There’s a saying that “trust is earned, not given.”
The same can be said of trust in scientists and their findings. Just because someone has a degree or title doesn’t mean they’re always right, or that their findings can be taken at face value.
There are many factors that can affect the scientific process, from personal biases to outside influences. Here’s a look at some of the ways scientists’ findings can be distorted, why you shouldn’t always trust them, and how to be a more critical thinker when it comes to scientific claims.
Personal biases can distort scientific findings
Personal biases can play a big role in the scientific process, from the initial design of a study to the interpretation of its results.
For example, a scientist who is invested in a particular outcome may be more likely to design a study in a way that supports their hypotheses, or to interpret the data in a way that confirms their beliefs.
These biases can even influence which studies get published in scientific journals, as editors and reviewers are also human and subject to the same biases.
There are many ways to guard against personal biases, but it’s not always possible to eliminate them entirely. That’s why it’s important to be aware of them and to take them into account when evaluating scientific claims.
outside influences can distort scientific findings
Outside influences can also play a role in distorting scientific findings. For example, the funding source for a study may influence its design, data interpretation, and publication.
Studies that are funded by companies or organizations with a vested interest in the outcome are more likely to produce results that are favorable to those interests. This doesn’t necessarily mean that the results are wrong, but it’s something to be aware of and to take into account when evaluating the findings.
Likewise, scientists may be influenced by the media coverage of their work. The pressure to publish exciting findings can lead to cherry-picking of data, or even outright fraud.
To guard against these sorts of outside influences, it’s important to look at the whole body of evidence on a topic, rather than just individual studies.
The scientific process is imperfect
The scientific process is not perfect, and it’s important to remember that when evaluating scientific claims. Studies can be designed poorly, carried out imperfectly, and analyzed in a way that leads to incorrect or misinterpreted results.
Even well-designed, well-executed studies can be affected by outside factors, as discussed above. And even the most carefully designed studies are subject to the limitations of the scientific method, which can never prove that a hypothesis is definitively true or false.
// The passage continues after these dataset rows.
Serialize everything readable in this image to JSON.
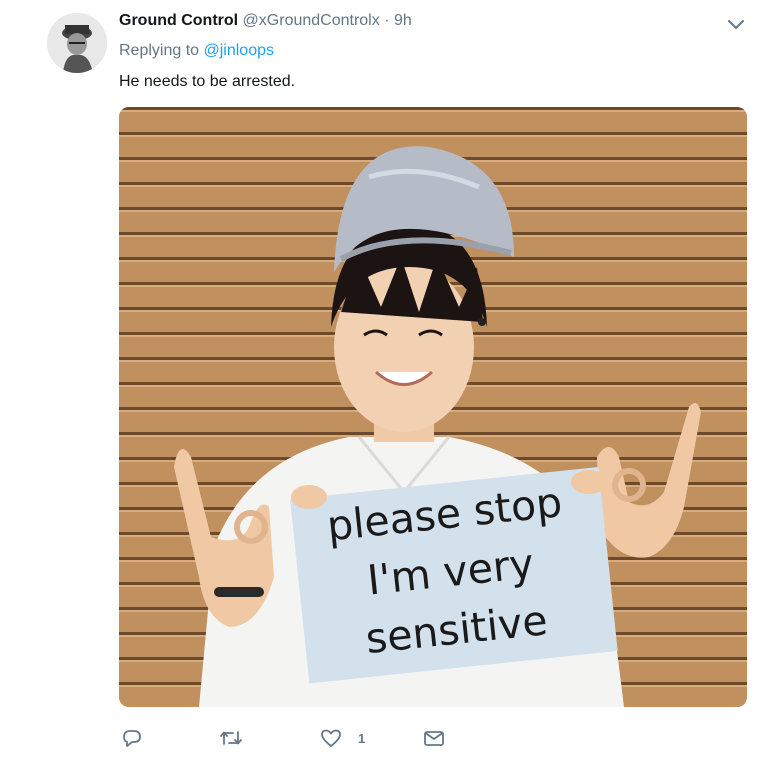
{
  "tweet": {
    "display_name": "Ground Control",
    "handle": "@xGroundControlx",
    "separator": "·",
    "time": "9h",
    "replying_prefix": "Replying to",
    "replying_to": "@jinloops",
    "text": "He needs to be arrested.",
    "media": {
      "sign_lines": [
        "please stop",
        "I'm very",
        "sensitive"
      ]
    },
    "actions": {
      "reply_count": "",
      "retweet_count": "",
      "like_count": "1",
      "icons": [
        "reply-icon",
        "retweet-icon",
        "like-icon",
        "direct-message-icon"
      ]
    }
  },
  "colors": {
    "link": "#1da1f2",
    "secondary_text": "#657786",
    "primary_text": "#14171a"
  }
}
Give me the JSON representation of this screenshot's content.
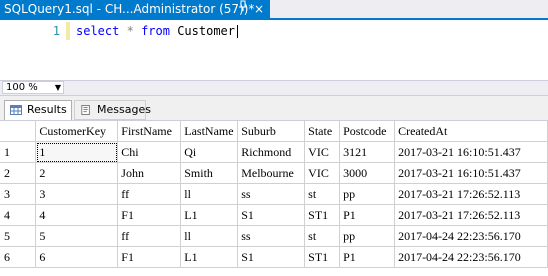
{
  "document_tab": {
    "title": "SQLQuery1.sql - CH...Administrator (57))*",
    "pin_icon": "pin-icon",
    "close_glyph": "×"
  },
  "editor": {
    "line_number": "1",
    "code": {
      "kw_select": "select",
      "star": "*",
      "kw_from": "from",
      "table": "Customer"
    }
  },
  "zoom": {
    "value": "100 %"
  },
  "results_tabs": [
    {
      "label": "Results",
      "icon": "grid-icon"
    },
    {
      "label": "Messages",
      "icon": "messages-icon"
    }
  ],
  "grid": {
    "columns": [
      "CustomerKey",
      "FirstName",
      "LastName",
      "Suburb",
      "State",
      "Postcode",
      "CreatedAt"
    ],
    "rows": [
      {
        "n": "1",
        "cells": [
          "1",
          "Chi",
          "Qi",
          "Richmond",
          "VIC",
          "3121",
          "2017-03-21 16:10:51.437"
        ]
      },
      {
        "n": "2",
        "cells": [
          "2",
          "John",
          "Smith",
          "Melbourne",
          "VIC",
          "3000",
          "2017-03-21 16:10:51.437"
        ]
      },
      {
        "n": "3",
        "cells": [
          "3",
          "ff",
          "ll",
          "ss",
          "st",
          "pp",
          "2017-03-21 17:26:52.113"
        ]
      },
      {
        "n": "4",
        "cells": [
          "4",
          "F1",
          "L1",
          "S1",
          "ST1",
          "P1",
          "2017-03-21 17:26:52.113"
        ]
      },
      {
        "n": "5",
        "cells": [
          "5",
          "ff",
          "ll",
          "ss",
          "st",
          "pp",
          "2017-04-24 22:23:56.170"
        ]
      },
      {
        "n": "6",
        "cells": [
          "6",
          "F1",
          "L1",
          "S1",
          "ST1",
          "P1",
          "2017-04-24 22:23:56.170"
        ]
      }
    ]
  },
  "colors": {
    "tab_active": "#007acc",
    "keyword": "#0000ff",
    "line_number": "#2b91af"
  }
}
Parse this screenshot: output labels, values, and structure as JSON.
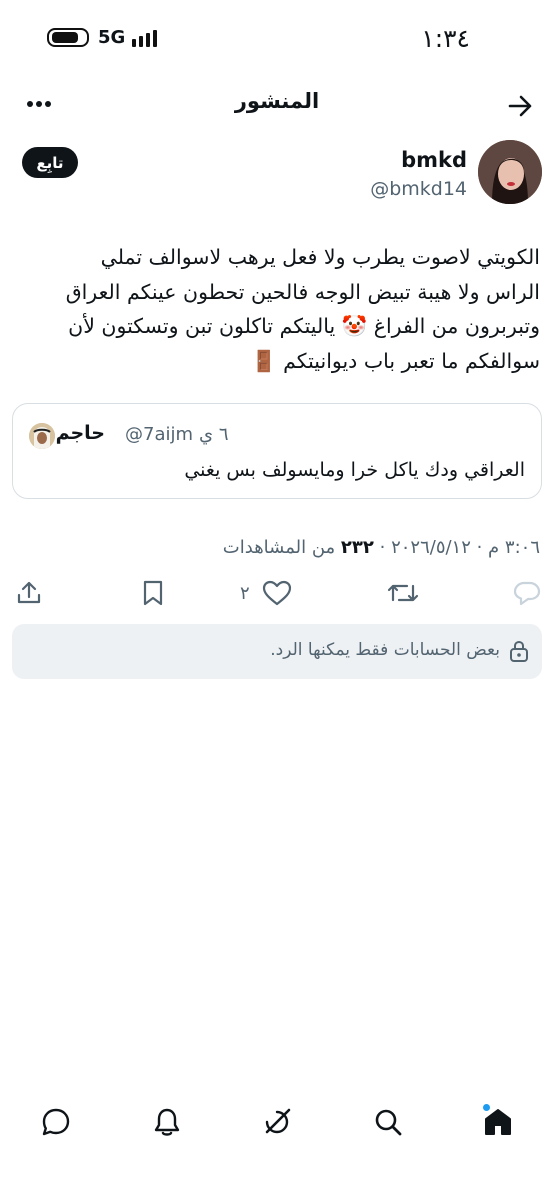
{
  "status_bar": {
    "time": "١:٣٤",
    "network": "5G"
  },
  "header": {
    "title": "المنشور"
  },
  "post": {
    "author_name": "bmkd",
    "author_handle": "@bmkd14",
    "follow_label": "تابِع",
    "text": "الكويتي لاصوت يطرب ولا فعل يرهب لاسوالف  تملي\nالراس ولا هيبة تبيض الوجه فالحين تحطون عينكم العراق\nوتبربرون من الفراغ 🤡 ياليتكم تاكلون  تبن وتسكتون لأن\nسوالفكم  ما تعبر باب ديوانيتكم 🚪",
    "quoted": {
      "name": "حاجم",
      "handle": "@7aijm",
      "time": "٦ ي",
      "text": "العراقي ودك ياكل خرا ومايسولف بس يغني"
    },
    "timestamp": "٣:٠٦ م · ٢٠٢٦/٥/١٢ ·",
    "views_count": "٢٣٢",
    "views_label": "من المشاهدات",
    "like_count": "٢",
    "restricted_reply": "بعض الحسابات فقط يمكنها الرد."
  },
  "icons": {
    "back": "arrow-right-icon",
    "more": "more-dots-icon",
    "share": "share-icon",
    "bookmark": "bookmark-icon",
    "like": "heart-icon",
    "retweet": "retweet-icon",
    "reply": "reply-icon",
    "lock": "lock-icon",
    "nav": [
      "messages-icon",
      "notifications-icon",
      "grok-icon",
      "search-icon",
      "home-icon"
    ]
  },
  "colors": {
    "accent": "#1d9bf0",
    "text": "#0f1419",
    "secondary": "#536471",
    "follow_bg": "#0f1419"
  }
}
All of this is to say that scientists are human, and their work is subject to the same flaws and limitations as any other human endeavor. That doesn’t mean that their work is worthless, but it does mean that you should be cautious and critical in your evaluation of it.
How to be a more critical thinker when it comes to scientific claims
Given all of the ways that scientific findings can be distorted, it’s important to be a critical thinker when it comes to evaluating scientific claims. Here are a few tips:
– Be aware of your own personal biases and assumptions, and try to account for them.
– Be cautious of claims that are based on a single study, especially if that study has flaws or is subject to outside influences.
– Look at the whole body of evidence on a topic, rather than just individual studies.
– Be aware of the limitations of the scientific method and remember that no scientific finding is definitively true or false.
– Be critical and questioning of all scientific claims, regardless of who is making them.